What do you tell yourself about it?

What is actually true?

What would you gain through by learning to face those moments with equanimity?

3 January 2014 2 Comments

Pearls from Pain, Part 1: Work Your Emotional Triggers

Pearls from Pain, Part 1: Work Your Emotional Triggers

My primary healer once reminded me in session: “If you aren’t getting triggered, you aren’t doing your work!”

(“Getting triggered” means something sets off an emotional reaction reactivating past trauma, adding misplaced intensity to current interactions.)

When my healer said that, I had to concentrate and turn it over in my mind. At that particular moment I was triggered and feeling ashamed of it. I greeted her observation with relief.

This is how it works: If you’re going through life numb, shut down, out of touch with your feelings, or pasting a canned set of beliefs and behaviors over your natural responses, you aren’t in touch with your deeper processes. You can’t shift OUT of something if you aren’t fully IN it. And if you don’t head IN to the areas where you have issues, you are not able to assimilate and dissolve those issues.

P1040723Standing in and de-fanging our triggers invites transformation. Avoiding them keeps them in there like land mines.

Challenging our old status quo in the process of growth is often uncomfortable. Big changes often require facing down the ‘reasons’ we have not yet gone into this new territory. Like a kid on the first day of school, we encounter unfamiliar circumstances and potentially awkward feelings.

When we are growing emotionally and spiritually, we face new things–whether or not our external circumstances change. These new things may consist of making brand new responses to the same set of people and conditions. We may respond inside, for example, with greater sincerity and authenticity. These inner changes alter how we express ourselves outwardly.

Changes to established ways of experiencing ourselves or relating can be just as unsettling as moving or getting a new job. Challenging ourselves to make new responses brings up the issues and assumptions that formed our previous responses. Facing the feelings that used to hold us back unearths old issues.
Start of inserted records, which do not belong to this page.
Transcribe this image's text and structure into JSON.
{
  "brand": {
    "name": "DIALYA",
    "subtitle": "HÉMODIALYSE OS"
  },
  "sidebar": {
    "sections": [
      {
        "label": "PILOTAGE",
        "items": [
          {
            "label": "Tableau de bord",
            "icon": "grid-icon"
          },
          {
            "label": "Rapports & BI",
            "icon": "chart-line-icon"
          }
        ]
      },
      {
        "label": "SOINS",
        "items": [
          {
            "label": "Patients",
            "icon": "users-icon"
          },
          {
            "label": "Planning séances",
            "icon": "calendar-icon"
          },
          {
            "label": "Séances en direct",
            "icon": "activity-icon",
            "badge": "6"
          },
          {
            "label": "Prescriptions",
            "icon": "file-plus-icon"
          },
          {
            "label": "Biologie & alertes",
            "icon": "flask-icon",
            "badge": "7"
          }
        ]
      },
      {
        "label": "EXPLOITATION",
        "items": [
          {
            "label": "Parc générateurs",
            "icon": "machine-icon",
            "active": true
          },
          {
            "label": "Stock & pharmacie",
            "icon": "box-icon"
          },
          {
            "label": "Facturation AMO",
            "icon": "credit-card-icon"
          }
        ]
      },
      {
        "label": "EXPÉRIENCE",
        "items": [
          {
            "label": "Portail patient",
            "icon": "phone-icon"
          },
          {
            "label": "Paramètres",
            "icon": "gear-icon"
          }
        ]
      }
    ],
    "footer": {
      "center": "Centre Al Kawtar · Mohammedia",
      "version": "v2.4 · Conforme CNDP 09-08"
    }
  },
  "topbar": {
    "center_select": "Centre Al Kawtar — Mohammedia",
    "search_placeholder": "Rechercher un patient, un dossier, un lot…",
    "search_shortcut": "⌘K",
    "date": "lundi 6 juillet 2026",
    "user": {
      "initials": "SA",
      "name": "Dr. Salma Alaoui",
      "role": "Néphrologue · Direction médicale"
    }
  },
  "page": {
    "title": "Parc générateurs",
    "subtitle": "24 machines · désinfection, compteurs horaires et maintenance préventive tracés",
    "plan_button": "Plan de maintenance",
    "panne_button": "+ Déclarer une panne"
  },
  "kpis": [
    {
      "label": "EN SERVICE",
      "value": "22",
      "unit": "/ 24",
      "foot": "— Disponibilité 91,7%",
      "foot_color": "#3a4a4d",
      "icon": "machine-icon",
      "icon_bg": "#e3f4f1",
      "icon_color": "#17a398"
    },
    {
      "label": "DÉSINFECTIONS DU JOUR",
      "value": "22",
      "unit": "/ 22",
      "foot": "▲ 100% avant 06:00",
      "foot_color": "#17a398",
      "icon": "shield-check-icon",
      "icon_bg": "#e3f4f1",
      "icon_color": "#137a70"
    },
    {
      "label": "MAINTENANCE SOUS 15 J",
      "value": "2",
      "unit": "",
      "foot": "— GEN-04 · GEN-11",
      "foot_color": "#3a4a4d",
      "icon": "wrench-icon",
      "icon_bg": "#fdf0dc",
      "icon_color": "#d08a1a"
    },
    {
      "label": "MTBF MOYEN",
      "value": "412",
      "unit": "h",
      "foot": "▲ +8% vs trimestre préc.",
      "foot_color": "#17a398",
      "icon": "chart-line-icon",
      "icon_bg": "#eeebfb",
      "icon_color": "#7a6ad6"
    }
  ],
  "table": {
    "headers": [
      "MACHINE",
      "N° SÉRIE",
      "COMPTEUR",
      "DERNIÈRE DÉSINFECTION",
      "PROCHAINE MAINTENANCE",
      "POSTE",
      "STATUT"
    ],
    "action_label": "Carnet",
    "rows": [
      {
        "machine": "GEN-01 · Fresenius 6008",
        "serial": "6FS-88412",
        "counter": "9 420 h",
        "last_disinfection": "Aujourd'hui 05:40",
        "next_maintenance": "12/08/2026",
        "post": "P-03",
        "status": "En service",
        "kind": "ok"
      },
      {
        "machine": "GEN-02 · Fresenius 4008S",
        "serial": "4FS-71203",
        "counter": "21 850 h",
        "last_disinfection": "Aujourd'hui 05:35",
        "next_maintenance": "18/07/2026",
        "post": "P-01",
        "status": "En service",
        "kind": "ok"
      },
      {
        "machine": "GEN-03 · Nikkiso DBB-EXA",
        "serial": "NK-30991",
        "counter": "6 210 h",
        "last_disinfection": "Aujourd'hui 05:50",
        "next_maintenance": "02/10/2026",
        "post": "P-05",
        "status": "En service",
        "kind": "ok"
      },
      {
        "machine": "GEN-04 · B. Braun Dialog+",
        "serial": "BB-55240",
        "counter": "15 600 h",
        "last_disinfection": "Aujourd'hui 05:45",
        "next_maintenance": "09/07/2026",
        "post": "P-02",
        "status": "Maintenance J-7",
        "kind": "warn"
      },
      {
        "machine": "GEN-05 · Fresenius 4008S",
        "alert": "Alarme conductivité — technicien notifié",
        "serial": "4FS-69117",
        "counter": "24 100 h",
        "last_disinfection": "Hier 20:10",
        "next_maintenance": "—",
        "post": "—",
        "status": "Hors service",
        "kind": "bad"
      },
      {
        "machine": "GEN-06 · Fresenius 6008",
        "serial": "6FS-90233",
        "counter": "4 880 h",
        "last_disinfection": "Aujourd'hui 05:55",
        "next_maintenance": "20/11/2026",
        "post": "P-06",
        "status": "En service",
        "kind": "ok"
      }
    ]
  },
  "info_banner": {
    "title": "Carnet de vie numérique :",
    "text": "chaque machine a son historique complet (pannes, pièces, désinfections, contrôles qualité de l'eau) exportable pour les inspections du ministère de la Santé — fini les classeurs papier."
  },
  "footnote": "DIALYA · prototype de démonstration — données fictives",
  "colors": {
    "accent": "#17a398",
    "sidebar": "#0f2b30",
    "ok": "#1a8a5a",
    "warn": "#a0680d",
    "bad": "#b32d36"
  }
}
Hence: “If you aren’t getting triggered your aren’t doing your work.”

The great thing about getting triggered is that–if we are able to observe ourselves–we have a real opportunity to address and resolve issues that hold us back. By facing the emotional charge that pops up we gain insight, learn about our needs, resolve old pain, and transform our responses to life.

Pearls emerge as learn to lean in to emotional pain instead of avoiding it.

In the next handful of posts we will explore how to recognize and use emotional pain to develop insight, open your heart, and increase the accuracy of your intuition.

When we block awareness to avoid pain, we create resistance to seeing things we need to see. The more able we are to face distress the more accurate intuition is likely to be, because we are not invested in denial.

Facing pain with compassion goes a long way to opening your heart.

Pulling away from pain limits our emotional range of response and keeps us stuck. Rather than hardening off in reaction to pain, learning to sense and respond kindly to our own pain develops our ability to do the same for others.

As we move through this post series we will continue to develop personal inquiry skills, consider fresh ways to explore, and see if we can get in touch with an energy phenomenon called the Pain Body.

How do YOU feel about exploring your emotional pain?

Are you able to stick with yourself when pain arises, or do you float off or distract yourself?

What do you tell yourself about your emotional pain?